To do: Report every line of the data that includes "JSON".

-------------------------

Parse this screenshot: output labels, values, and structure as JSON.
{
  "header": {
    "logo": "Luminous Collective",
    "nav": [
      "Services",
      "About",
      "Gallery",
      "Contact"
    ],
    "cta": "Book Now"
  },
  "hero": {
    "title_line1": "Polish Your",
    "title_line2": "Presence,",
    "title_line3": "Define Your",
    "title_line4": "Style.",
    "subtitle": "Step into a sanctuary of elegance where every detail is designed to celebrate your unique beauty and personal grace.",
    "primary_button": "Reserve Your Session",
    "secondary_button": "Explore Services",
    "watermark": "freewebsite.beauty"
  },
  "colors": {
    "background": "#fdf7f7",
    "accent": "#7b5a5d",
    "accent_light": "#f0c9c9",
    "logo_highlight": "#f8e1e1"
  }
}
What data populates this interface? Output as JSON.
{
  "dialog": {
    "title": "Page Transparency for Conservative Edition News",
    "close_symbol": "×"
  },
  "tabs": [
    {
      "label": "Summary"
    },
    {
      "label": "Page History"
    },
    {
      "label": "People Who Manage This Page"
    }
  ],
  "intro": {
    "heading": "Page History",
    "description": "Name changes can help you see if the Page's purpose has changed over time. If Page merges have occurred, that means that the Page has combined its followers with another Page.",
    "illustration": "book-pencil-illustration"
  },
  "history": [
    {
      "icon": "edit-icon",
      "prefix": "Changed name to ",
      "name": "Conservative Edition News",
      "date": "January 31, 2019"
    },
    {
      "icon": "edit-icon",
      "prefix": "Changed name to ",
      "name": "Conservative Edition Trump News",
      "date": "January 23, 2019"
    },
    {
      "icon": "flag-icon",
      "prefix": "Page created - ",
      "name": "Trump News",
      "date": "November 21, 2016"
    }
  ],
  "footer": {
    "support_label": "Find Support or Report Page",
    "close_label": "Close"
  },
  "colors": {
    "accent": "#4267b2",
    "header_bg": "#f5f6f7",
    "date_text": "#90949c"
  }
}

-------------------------

Problem solution:
Parse this screenshot: output labels, values, and structure as JSON.
What data populates this interface? Output as JSON.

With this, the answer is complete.